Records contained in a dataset
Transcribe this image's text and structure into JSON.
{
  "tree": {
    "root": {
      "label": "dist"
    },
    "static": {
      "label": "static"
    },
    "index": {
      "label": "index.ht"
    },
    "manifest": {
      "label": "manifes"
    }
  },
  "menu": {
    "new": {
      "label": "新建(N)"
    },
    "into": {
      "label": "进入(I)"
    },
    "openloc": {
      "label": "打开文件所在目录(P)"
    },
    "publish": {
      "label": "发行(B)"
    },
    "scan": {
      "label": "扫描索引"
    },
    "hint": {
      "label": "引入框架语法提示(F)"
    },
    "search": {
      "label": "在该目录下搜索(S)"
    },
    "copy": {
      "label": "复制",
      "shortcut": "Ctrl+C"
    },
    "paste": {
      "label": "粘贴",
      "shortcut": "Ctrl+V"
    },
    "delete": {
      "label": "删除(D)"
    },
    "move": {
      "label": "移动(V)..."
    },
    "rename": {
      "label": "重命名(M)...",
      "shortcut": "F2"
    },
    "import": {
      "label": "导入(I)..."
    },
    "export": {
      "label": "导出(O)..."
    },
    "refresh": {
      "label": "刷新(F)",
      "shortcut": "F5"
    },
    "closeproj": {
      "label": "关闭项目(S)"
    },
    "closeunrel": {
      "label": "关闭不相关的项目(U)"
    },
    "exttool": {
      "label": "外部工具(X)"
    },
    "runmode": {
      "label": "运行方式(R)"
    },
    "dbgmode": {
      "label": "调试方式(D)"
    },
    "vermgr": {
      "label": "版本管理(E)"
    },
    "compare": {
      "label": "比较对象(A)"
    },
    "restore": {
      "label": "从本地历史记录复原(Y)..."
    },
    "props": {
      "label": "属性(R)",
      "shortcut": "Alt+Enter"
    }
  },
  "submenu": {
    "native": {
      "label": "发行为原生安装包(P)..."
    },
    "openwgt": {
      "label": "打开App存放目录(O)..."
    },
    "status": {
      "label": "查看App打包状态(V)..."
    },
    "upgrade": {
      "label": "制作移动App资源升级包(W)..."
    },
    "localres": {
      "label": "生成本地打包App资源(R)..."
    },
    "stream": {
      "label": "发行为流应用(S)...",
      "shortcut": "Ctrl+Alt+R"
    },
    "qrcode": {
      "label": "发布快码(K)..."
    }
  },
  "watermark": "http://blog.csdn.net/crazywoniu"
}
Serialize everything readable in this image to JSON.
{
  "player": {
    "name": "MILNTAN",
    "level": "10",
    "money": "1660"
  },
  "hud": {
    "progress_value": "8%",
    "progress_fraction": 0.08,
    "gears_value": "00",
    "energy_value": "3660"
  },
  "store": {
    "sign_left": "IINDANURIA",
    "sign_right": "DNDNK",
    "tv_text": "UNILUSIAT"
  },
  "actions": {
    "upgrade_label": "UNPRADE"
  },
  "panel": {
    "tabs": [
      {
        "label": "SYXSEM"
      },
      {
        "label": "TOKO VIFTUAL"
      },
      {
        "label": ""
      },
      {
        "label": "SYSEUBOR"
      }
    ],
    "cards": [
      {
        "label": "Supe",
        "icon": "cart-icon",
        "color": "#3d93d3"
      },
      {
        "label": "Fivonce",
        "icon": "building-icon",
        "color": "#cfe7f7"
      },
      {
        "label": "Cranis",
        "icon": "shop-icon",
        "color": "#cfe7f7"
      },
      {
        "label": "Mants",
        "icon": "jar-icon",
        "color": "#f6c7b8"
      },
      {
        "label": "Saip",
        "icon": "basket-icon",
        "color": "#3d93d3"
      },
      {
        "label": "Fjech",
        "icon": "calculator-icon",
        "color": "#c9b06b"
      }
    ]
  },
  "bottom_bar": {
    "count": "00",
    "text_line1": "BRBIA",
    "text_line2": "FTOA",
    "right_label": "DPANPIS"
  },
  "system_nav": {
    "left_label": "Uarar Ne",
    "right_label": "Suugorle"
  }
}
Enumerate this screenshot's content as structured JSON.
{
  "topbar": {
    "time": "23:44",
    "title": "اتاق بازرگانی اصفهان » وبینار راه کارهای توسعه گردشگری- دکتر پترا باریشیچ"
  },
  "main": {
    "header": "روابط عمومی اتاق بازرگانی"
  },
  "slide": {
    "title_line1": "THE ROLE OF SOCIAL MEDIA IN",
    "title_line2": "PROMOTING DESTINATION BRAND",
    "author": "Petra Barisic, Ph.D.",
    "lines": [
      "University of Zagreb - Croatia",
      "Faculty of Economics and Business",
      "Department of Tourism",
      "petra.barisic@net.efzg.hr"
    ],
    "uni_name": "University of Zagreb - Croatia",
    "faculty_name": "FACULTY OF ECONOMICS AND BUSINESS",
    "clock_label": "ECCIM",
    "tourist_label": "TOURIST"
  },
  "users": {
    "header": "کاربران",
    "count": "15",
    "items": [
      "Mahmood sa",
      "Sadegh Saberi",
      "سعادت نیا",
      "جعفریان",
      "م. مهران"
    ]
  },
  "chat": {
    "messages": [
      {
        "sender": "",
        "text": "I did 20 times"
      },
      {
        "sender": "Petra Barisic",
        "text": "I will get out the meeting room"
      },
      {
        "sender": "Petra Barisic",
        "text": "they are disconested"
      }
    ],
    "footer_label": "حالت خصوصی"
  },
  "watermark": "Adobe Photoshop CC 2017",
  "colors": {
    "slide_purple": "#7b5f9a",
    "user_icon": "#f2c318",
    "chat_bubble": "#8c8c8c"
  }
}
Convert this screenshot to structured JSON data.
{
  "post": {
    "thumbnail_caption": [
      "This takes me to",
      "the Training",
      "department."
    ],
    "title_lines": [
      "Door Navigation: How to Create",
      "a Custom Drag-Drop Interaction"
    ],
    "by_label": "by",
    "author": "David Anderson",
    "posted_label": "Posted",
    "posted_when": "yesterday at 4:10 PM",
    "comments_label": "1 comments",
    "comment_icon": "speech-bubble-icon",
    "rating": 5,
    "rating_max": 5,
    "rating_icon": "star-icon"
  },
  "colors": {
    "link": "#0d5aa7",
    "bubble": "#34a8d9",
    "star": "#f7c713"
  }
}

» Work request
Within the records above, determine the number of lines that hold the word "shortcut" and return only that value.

» Finished task
6